Far more interesting (to me), however, is the inclusion in their top twenty of the now-ubiquitous and fuzzily-conceived idea of the Wine Blogger:
Finally, making a first appearance at number 16 is a character whose influence has grown exponentially over the last two years: the Amateur Wine Blogger. ‘As social media continues its relentless online spread, everyone is now a critic,’ Decanter says.
By the way, I use the term “fuzzily-conceived” with respect to wine blogging because just about anyone who is anyone in the wine world is blogging now anyway (props are certainly due to Decanter for recognizing the dispersed-but-powerful influence of the citizen bloggers – which is fun to say, by the way… “Hail! Fellow Citizen Blogger! We’re Number Sixteen! How fares Scandinavia?”). So can we really – or even should we – differentiate blogging as somehow the outside-looking-in of wine media anymore?…

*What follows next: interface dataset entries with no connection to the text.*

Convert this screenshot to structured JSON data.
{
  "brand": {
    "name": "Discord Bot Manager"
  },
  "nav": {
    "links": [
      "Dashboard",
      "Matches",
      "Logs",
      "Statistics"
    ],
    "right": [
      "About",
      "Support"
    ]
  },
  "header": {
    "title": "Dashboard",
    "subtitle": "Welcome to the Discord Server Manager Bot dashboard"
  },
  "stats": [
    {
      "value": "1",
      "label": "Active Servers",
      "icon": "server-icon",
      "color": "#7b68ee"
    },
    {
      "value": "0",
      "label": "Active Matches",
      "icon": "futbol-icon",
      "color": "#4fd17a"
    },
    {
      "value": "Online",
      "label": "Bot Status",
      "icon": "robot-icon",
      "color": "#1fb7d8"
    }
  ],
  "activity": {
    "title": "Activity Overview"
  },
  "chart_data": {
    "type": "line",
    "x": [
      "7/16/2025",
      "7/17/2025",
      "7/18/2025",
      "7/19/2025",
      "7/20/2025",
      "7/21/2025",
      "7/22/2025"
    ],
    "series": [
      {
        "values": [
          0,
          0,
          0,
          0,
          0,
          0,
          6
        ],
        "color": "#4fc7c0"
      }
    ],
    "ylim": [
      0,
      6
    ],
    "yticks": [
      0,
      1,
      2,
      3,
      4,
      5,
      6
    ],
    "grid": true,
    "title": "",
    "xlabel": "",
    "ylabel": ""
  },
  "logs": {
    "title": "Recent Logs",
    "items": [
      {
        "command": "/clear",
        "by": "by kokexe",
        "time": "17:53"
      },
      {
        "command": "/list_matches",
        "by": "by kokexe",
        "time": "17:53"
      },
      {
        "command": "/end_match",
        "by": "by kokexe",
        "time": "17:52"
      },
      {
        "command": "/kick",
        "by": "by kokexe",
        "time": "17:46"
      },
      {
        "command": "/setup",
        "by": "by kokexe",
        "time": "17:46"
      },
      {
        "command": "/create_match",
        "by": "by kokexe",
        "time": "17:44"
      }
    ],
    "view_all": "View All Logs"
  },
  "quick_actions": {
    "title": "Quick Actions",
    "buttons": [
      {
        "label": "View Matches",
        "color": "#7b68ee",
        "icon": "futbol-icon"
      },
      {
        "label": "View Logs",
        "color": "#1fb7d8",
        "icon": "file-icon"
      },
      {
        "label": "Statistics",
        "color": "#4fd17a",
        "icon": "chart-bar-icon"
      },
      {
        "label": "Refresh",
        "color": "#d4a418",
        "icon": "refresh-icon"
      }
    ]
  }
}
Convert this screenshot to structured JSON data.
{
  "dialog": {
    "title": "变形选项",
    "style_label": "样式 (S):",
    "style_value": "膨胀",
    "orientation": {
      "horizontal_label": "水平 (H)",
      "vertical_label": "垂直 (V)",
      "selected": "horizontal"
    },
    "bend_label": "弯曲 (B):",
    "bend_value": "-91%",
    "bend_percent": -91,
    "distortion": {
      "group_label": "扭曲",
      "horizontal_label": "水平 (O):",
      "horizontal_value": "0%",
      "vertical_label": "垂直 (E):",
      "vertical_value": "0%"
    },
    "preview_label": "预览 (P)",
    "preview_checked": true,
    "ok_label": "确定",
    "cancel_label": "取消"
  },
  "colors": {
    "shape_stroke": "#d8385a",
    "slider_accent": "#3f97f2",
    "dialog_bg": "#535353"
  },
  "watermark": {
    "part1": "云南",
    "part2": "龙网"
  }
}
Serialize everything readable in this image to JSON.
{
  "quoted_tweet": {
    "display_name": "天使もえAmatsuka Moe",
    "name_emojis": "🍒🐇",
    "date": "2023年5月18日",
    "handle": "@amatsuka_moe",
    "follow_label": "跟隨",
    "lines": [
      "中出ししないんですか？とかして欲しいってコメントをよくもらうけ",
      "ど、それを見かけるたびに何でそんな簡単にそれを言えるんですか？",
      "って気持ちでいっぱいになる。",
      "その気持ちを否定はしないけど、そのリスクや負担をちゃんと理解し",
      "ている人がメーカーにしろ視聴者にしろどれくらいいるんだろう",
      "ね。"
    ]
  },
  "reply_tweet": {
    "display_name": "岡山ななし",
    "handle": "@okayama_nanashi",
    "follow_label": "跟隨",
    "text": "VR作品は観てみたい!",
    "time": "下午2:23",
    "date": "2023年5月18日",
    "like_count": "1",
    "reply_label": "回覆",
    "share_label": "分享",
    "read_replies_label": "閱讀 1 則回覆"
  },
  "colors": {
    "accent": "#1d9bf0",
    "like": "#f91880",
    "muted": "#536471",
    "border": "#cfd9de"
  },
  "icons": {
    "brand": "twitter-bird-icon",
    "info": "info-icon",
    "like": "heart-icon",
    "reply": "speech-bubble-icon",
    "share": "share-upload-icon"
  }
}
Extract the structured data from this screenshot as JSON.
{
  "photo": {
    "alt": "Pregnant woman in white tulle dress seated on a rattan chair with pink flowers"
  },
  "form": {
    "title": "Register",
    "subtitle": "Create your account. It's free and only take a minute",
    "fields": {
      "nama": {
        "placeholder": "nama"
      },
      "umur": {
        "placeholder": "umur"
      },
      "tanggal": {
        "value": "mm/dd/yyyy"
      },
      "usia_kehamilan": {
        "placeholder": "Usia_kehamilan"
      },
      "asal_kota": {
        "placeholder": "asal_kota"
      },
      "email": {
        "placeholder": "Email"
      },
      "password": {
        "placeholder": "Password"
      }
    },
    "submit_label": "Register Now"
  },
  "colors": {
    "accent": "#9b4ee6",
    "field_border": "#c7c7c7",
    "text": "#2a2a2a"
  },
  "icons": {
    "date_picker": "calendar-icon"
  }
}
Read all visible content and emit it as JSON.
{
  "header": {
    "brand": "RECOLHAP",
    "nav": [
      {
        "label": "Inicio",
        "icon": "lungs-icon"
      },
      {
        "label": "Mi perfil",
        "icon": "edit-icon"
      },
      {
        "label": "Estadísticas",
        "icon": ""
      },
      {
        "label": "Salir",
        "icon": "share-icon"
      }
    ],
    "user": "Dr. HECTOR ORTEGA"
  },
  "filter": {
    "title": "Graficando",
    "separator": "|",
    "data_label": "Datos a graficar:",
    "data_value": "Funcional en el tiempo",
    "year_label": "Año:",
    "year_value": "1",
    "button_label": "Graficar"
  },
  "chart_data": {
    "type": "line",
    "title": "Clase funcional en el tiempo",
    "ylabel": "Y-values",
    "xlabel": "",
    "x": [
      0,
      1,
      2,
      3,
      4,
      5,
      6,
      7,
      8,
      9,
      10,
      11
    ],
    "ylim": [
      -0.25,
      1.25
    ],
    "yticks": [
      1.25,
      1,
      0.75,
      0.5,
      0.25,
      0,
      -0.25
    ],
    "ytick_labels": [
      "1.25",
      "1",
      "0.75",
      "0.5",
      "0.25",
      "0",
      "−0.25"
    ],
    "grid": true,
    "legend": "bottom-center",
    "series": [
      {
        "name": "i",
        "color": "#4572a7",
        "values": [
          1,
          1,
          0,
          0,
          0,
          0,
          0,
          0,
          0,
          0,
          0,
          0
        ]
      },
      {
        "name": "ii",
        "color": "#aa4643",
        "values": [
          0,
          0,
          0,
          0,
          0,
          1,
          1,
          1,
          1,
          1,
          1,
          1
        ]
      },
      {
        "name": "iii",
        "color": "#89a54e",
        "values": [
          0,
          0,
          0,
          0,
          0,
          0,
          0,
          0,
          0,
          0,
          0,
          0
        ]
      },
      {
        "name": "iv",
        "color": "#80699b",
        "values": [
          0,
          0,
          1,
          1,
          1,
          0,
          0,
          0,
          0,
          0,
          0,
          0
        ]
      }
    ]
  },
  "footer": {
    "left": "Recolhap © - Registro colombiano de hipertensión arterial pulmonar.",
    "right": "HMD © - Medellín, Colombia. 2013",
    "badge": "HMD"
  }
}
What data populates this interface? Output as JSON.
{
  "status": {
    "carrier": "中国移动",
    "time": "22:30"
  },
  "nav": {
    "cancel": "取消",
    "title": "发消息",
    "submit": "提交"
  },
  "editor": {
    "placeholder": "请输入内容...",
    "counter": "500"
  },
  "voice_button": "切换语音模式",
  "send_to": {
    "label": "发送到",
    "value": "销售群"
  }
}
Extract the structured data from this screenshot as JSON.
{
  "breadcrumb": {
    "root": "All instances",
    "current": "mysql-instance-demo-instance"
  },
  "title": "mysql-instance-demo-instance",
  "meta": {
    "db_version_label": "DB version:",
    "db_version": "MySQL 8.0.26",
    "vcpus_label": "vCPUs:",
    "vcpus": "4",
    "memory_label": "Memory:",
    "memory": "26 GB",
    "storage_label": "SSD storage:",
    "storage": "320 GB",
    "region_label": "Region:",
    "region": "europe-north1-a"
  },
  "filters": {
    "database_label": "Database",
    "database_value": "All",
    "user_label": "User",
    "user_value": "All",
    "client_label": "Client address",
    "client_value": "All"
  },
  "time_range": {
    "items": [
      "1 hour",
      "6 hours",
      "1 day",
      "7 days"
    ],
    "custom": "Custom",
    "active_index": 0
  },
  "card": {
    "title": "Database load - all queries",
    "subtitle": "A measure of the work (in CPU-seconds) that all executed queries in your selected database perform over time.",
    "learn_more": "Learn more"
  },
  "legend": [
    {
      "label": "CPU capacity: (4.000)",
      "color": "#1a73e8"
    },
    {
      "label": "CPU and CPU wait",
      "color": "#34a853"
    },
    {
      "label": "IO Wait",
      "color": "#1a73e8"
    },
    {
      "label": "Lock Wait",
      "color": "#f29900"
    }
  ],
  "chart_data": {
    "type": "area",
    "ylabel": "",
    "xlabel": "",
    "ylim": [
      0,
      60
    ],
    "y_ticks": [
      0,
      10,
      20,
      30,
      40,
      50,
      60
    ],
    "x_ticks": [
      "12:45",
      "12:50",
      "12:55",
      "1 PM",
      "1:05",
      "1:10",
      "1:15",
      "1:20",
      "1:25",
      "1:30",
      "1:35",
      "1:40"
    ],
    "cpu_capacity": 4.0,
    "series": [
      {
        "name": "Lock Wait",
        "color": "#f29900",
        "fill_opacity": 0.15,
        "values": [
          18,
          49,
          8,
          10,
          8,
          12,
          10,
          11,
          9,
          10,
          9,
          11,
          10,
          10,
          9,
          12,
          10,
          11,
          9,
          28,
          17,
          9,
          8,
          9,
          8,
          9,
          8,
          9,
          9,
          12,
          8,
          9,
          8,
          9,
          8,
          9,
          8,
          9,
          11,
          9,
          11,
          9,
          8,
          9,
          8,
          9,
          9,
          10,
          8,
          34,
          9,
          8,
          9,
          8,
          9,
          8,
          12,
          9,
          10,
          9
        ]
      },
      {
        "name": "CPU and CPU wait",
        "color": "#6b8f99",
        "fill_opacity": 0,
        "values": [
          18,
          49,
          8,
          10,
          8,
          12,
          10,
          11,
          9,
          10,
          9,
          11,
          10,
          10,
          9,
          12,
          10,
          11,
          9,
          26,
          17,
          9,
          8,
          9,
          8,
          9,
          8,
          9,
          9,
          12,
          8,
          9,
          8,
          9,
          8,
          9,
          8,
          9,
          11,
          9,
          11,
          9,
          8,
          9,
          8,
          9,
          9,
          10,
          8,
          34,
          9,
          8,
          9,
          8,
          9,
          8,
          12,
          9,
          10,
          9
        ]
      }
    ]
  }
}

Flipping the screw-cap top onto its other side (and speaking of Scandinavia), some traditional media sources have been running articles about the influence of wine blogs. For example, Oscar Quevedo (whose red blend was featured here last week) recently blogged about just such an article he spotted in “the biggest Norwegian wine magazine.” Of course, the Norwegian article could be saying that this blog bites a big rød pølse, I wouldn’t now because I can’t read Norwegian (or Swedish, Jamtlandic, Elfdalian, Icelandic, Faroese or Danish, either). On a similar note, earlier this week I was interviewed by a journalist (she is not Norwegian, but she does live in a cold northern U.S. state) who is writing a piece on wine blogs (more on that if/when it sees the publishing light of day).
As for Decanter showing the wine blogging world some love in its top twenty, it’s great to see them catching up on things in the wine world. Hey, Decanter: welcome to 2009, baby!
Now, before you (or especially I) get too glib about all of this (or is it too late already?), I feel compelled to point out that Decanter’s past Power Lists are hardly without fault / ability to engender controversy. Case in point: within their 2009 power list’s top ten (coming in at number nine) was the European version of George W. Bush, the French premier Nicolas Sarkozy – which feels amazingly, disturbingly wrong. I mean, if his inclusion was for reasons of political influence over a prestigious winemaking region, then where the f*ck was Schwarzenegger, eh? Plus, Schwarzenegger just kicks so much more ass – literally- than Sarkozy… So what if Burgundy sells for like 14,000 euro per bottle, right? Okay, you’re right… I’ll shut up now…